Take uniforms. The double-standard for men and women is perhaps most apparent in beach volleyball. Women run across the court in bikinis while men do so in tanks and shorts.
The Federation Internationale de Volleyball (FIVB) states that male bottoms must be at 20cm or longer and that women’s bottoms must be 7cm or shorter. Rules also stipulate that if women do not wear the default uniform they need to make a case on cultural or religious grounds. Men can’t opt out.
Read: women are required to appear sexual while men are prevented from doing so. The U.S. male gymnastics team’s sexy Instagram campaign sheds light on the discrepancy. While women are required to be sexually appealing to heterosexual men in competition, men are given the freedom to be sexually attractive in the manner they wish off the court. If they win the right to compete shirtless the objectification is going to be on their terms. Today, only one sport requires that men wear more revealing uniforms than women — swimming.
It doesn’t stop at clothes. There are athletic requirements which require females to put in effort to act more stereotypically feminine when they compete. While male gymnasts do their floor exercises in silence female gymnasts must perform with music and dance choreography. This means that, for female gymnasts, narrow victories can be missed or achieved through shimmies. They must train not only as gymnasts — but also as dancers. To make things worse, music and choreography have become more significant for official scoring of the floor exercise over the past 4 years.
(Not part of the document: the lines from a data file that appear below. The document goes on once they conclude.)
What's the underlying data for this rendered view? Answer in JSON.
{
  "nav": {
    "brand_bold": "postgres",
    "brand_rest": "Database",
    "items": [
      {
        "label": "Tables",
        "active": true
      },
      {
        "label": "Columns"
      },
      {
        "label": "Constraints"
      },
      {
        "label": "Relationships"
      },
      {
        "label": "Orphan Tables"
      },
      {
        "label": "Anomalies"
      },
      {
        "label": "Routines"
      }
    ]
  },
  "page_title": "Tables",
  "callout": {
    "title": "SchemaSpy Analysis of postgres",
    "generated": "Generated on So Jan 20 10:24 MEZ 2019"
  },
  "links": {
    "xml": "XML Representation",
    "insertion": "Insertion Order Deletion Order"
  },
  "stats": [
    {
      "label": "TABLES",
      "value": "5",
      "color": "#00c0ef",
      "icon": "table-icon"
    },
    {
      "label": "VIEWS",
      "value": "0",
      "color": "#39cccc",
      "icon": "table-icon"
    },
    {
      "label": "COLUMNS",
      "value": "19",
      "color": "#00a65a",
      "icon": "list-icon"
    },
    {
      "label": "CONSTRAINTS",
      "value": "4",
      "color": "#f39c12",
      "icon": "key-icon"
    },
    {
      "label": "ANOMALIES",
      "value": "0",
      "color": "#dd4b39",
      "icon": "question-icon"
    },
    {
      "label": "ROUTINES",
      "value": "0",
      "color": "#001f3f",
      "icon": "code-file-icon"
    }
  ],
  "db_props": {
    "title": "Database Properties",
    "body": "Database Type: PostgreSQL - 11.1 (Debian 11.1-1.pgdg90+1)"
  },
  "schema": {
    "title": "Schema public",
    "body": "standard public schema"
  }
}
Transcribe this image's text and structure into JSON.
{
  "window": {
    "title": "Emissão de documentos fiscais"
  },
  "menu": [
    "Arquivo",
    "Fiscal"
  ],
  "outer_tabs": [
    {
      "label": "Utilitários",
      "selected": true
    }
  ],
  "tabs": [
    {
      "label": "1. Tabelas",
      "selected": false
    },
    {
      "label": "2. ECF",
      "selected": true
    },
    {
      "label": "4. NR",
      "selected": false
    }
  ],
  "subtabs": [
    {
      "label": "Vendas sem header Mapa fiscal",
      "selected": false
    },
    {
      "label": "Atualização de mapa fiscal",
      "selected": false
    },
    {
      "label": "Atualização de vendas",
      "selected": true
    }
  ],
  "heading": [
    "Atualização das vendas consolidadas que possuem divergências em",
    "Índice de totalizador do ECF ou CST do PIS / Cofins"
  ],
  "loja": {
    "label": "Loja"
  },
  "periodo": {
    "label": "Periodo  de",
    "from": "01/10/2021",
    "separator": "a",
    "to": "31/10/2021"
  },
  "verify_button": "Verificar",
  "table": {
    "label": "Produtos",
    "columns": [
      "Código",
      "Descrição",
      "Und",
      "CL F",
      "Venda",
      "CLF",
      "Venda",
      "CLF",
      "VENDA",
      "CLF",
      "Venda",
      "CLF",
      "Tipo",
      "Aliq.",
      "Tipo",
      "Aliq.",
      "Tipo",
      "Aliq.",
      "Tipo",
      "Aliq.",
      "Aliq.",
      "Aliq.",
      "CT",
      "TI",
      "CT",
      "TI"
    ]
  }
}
Olympic rules often assume that men have greater endurance than women — a belief grounded in stereotype rather than evidence. There is no physiological justification for shorter events for female athletes. Yet, the men’s cycling road race is 62 miles longer than the women’s race. In tennis, women play best out of three sets while men play best out of five.
To even qualify for competition, athletes have been repeatedly forced to prove their femininity. In 1968 the International Amateur Athletics Federation (IAAF) established sex chromatin testing for all female athletes — originally to catch men disguised as women. But, despite the fact that no man was ever caught through the test, testing continued. Since 2011, the IAAF and International Olympic Committee changed the rules to require that certain female athletes found to be questionable (usually because of physical characteristics) take testosterone level tests which could disqualify them from competition. They could be banned for testosterone levels crossing into the average male testosterone range — even when their hormone levels were naturally occurring.
In 2012, Indian track athlete Dutee Chand was 1 of 4 female athletes asked to undergo medical procedures to become “more female” because she exceeded testosterone limits. In a groundbreaking act, she challenged the decision. Her case led the Court of Arbitration of Sport to conclude that, while higher levels of testosterone in women do give a competitive advantage, the advantage does not prove to be more significant than other biological and environmental variations between female athletes. As a result sex-testing was not required in Rio.
For better or worse, we’re going to need some Chand-style bravery to combat biased rules and norms — from uniform design and choreography to event duration.
2 years from now, or 4 years from now, when you watch the Olympics with your daughter or kid sister and she dreams about competing, tell her: “Absolutely, but don’t be afraid to change the game.”